--- PROVIDED DATA Enclosed Below ---
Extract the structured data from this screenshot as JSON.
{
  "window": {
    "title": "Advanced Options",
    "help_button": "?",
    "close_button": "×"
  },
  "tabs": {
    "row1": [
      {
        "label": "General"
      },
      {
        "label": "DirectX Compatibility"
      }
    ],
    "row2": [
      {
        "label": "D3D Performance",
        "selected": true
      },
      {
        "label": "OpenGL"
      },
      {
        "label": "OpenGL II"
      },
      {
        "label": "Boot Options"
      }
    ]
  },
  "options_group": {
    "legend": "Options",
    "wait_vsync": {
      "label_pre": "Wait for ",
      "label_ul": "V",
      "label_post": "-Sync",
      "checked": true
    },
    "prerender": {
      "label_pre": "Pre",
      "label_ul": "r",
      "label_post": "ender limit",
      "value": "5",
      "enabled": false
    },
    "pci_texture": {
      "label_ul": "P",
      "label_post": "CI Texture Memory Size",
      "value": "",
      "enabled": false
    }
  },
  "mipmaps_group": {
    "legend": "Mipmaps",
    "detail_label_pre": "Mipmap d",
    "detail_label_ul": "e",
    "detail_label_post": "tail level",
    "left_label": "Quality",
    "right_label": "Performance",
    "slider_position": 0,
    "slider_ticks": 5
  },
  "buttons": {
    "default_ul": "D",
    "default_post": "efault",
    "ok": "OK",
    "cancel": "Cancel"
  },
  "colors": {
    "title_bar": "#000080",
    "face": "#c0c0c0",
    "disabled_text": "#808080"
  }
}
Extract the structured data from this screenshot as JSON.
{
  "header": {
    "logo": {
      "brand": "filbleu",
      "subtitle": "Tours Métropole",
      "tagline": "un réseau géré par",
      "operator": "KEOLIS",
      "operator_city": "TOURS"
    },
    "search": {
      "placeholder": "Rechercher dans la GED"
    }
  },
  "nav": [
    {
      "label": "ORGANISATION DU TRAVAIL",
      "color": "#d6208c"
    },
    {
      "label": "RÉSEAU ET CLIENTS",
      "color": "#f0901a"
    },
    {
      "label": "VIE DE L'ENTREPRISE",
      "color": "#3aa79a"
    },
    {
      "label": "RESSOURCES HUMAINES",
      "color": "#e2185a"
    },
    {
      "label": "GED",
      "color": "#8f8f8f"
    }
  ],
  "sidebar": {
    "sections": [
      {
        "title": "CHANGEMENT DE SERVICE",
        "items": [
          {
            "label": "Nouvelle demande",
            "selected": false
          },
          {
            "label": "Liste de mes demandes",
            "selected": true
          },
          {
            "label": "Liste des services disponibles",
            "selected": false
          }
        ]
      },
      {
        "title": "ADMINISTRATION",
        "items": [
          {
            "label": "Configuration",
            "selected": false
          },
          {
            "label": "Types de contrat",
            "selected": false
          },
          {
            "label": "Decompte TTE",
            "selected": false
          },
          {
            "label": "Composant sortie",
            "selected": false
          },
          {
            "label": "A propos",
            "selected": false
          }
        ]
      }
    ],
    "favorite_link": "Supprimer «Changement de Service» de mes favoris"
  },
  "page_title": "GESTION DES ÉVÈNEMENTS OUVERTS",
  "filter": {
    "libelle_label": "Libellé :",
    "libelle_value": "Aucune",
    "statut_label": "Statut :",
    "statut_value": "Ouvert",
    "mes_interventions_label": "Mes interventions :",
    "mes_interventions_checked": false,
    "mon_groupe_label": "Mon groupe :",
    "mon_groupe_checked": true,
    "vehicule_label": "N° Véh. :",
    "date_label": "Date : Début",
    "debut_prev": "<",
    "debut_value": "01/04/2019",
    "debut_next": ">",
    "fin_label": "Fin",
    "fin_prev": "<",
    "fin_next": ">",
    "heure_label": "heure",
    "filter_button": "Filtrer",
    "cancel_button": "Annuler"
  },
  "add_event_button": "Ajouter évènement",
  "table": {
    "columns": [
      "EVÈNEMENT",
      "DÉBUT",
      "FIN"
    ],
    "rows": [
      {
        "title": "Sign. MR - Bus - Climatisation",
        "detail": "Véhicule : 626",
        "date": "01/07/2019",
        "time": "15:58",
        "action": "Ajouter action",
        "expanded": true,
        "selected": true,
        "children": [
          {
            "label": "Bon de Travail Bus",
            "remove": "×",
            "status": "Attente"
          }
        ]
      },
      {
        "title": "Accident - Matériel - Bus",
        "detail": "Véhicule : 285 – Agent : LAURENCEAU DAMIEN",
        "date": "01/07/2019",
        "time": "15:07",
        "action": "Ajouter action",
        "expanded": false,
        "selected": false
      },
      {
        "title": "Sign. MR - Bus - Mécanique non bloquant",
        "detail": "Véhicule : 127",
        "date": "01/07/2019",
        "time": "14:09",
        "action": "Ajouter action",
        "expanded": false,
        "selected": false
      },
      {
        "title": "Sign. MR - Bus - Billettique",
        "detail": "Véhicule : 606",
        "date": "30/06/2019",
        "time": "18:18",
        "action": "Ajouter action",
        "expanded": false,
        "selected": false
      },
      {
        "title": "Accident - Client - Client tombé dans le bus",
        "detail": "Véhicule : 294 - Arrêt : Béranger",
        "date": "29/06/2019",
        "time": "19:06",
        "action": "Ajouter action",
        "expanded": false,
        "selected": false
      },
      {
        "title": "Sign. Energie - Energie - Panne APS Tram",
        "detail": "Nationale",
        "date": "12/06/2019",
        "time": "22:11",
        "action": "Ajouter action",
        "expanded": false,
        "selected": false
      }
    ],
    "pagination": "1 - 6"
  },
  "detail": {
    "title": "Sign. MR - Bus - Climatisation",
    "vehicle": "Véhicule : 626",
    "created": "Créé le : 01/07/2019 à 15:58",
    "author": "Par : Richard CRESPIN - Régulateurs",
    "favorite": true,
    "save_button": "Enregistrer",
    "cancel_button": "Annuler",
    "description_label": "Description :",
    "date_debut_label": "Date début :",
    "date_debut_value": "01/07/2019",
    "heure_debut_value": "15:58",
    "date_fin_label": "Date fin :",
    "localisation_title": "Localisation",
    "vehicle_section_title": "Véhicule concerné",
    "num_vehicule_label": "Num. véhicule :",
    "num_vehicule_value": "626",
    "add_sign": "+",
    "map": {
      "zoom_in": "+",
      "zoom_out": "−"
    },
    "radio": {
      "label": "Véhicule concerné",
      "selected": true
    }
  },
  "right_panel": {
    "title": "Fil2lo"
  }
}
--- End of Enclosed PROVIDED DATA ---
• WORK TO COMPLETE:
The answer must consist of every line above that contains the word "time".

• ANSWER FOR THIS EXERCISE:
        "time": "15:58",
        "time": "15:07",
        "time": "14:09",
        "time": "18:18",
        "time": "19:06",
        "time": "22:11",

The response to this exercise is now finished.